It’s been a recent trend of cake makers everywhere. The resulting effects are quite spectacular, turning your average designs into works of fabulous cake art.
Well it’s not as hard as you think. You should try it on your next cake and see how easy it actually is.
There are a few techniques which lead to slightly different looks, but I like my drips nice and uniform and with more control which is why I use the nozzle bottle technique. You can also try it with a spoon, using it to drip along the edges of the cake, or you can pour the ganache into the middle of the cake and spread it around with a spatula pushing the ganache off the edges until it drips around.
I went to spotlight and bought a pack of 3 small sauce bottles with a little nozzle lid.
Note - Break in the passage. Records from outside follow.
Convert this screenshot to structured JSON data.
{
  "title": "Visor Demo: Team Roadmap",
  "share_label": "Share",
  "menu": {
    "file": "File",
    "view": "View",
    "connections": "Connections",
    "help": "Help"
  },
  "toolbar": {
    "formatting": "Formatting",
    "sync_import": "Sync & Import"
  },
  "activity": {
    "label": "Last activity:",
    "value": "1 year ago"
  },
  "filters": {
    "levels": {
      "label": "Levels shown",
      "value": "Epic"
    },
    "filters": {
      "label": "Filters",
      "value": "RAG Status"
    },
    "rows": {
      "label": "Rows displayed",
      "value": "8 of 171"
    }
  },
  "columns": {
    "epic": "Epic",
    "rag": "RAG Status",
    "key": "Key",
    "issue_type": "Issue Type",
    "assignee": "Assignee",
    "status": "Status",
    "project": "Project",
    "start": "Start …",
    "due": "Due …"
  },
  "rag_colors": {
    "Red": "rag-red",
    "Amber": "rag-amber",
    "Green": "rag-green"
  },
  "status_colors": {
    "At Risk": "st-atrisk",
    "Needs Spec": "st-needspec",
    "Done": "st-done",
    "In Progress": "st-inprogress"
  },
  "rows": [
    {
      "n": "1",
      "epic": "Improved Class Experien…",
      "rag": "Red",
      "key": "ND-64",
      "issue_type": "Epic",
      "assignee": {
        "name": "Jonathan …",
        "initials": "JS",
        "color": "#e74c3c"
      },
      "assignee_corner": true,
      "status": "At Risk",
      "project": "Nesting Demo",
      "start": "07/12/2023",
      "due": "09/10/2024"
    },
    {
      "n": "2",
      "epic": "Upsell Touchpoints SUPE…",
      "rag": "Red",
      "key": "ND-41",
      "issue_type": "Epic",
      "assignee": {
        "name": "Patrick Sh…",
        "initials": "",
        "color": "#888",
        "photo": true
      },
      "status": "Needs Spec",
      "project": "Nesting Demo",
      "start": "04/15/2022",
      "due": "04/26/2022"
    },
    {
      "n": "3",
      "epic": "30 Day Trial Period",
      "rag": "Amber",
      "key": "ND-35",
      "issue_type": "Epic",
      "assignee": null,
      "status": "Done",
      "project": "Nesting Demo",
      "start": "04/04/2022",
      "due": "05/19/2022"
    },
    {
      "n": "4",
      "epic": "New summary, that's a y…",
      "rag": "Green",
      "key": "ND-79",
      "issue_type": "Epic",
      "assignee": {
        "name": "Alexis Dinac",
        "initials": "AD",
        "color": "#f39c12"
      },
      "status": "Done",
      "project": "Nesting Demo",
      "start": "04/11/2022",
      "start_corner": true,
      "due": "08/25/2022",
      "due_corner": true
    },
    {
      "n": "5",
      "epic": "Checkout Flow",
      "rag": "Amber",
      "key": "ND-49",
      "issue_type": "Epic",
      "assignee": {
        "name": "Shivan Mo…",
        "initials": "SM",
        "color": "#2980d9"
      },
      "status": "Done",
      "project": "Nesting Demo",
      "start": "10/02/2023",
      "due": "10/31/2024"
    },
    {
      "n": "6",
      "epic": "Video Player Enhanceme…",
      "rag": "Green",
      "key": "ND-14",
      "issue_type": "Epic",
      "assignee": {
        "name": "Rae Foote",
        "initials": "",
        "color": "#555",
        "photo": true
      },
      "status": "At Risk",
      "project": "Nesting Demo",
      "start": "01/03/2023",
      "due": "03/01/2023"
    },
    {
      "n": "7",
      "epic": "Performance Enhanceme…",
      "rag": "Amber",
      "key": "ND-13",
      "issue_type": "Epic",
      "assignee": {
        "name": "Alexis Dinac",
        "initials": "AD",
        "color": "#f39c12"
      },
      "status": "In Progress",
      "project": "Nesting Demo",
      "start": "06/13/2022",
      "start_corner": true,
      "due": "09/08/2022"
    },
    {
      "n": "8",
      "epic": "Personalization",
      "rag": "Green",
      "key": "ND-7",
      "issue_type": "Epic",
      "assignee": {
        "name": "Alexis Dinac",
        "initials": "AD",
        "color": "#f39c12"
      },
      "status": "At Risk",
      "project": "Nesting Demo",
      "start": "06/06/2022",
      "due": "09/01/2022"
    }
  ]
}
This way, I can also store the left over ganache in the freezer and then heat it up again the next time I need to use it. Mess free and easy to use.
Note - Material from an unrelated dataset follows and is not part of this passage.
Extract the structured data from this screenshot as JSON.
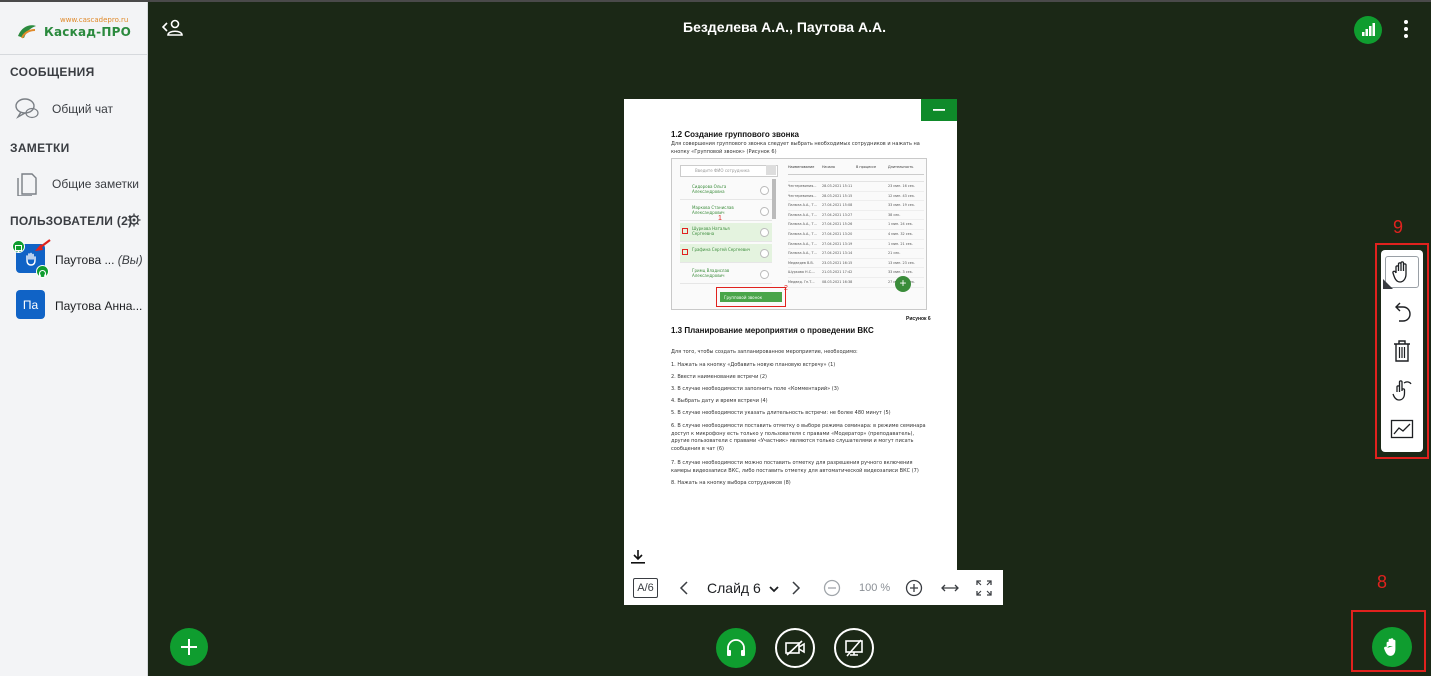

Here are my tips for nice chocolate drip:
1. Making the Ganache
I use the 1:1 ratio with dark chocolate ganache. Half chocolate, half cream. I boil the cream in a small pot then pour over the chocolate in a separate bowl. Let it rest and stir until all the chocolate is dissolved and you get a smooth consistency. Pour this into your bottle and let it cool to the right temperature before using.
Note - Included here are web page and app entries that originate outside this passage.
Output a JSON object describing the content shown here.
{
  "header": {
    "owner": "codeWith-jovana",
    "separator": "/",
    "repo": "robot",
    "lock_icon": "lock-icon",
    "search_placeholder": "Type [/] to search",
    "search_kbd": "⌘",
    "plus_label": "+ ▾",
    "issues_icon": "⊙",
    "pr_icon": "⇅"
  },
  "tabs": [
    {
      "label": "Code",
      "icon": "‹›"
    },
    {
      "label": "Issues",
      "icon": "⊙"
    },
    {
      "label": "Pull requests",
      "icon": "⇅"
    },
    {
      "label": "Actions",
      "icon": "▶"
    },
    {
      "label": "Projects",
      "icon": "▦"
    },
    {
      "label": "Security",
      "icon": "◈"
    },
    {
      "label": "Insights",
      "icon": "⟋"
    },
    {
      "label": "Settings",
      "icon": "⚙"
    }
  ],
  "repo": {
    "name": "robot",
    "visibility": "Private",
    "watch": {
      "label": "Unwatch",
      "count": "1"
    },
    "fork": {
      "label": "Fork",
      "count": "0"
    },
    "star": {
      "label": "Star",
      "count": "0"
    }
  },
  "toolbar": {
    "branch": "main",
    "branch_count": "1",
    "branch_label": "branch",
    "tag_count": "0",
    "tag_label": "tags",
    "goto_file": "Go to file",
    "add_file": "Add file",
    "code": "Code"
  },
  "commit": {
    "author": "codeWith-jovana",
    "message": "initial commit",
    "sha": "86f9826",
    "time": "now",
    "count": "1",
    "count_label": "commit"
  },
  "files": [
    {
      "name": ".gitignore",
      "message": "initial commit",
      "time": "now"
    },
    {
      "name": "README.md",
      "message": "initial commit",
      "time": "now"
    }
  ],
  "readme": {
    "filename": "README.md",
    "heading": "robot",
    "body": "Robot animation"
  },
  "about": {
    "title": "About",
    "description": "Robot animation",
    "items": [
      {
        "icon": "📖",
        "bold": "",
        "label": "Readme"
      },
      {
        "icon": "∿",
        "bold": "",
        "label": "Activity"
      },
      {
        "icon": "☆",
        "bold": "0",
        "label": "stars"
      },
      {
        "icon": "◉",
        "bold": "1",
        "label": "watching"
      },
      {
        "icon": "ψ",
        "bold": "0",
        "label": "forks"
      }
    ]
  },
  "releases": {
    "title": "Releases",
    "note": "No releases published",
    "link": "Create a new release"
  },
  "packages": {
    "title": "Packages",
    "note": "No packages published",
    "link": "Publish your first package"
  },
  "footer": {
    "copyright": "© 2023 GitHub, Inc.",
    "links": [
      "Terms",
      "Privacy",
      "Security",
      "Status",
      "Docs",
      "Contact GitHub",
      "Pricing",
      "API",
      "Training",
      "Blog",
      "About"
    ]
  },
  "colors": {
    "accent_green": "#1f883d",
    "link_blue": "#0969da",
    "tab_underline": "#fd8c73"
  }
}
2. The Drip
Make sure your ganache is at the right temperature before you apply it onto the cake. You may need a bit of trial and error before finding the right consistency, but if it’s too runny (warm) then the drips will be too thin and it will melt the frosting, If it’s too thick (i.e. too cool) then the drips will be too thick and won’t run down the sides. So experiment a bit by squeezing some out and checking before applying to the cake.
3. The Cake
Make sure your cake is nicely frosted with top and sides as smooth as possible. It’s good to cool and set the frosting in the fridge for about 15-30 mins before applying the ganache as the cooler temperature of the cake will help to set the ganache as it runs down the side of the cake.
If you have a cake turntable, use this as it makes the spinning of the cake so much easier. This helps me with the evenness of my drips and the spacing between each drip.
5. Big Tip
Try one drip first. Watch how quickly it drips and the thickness. You will have a chance to correct anything but cooling more or warming up the ganache if you need to change the consistency. You will also get a feel of how much you need to squeeze out at each drip to get the uneven legs of the drips.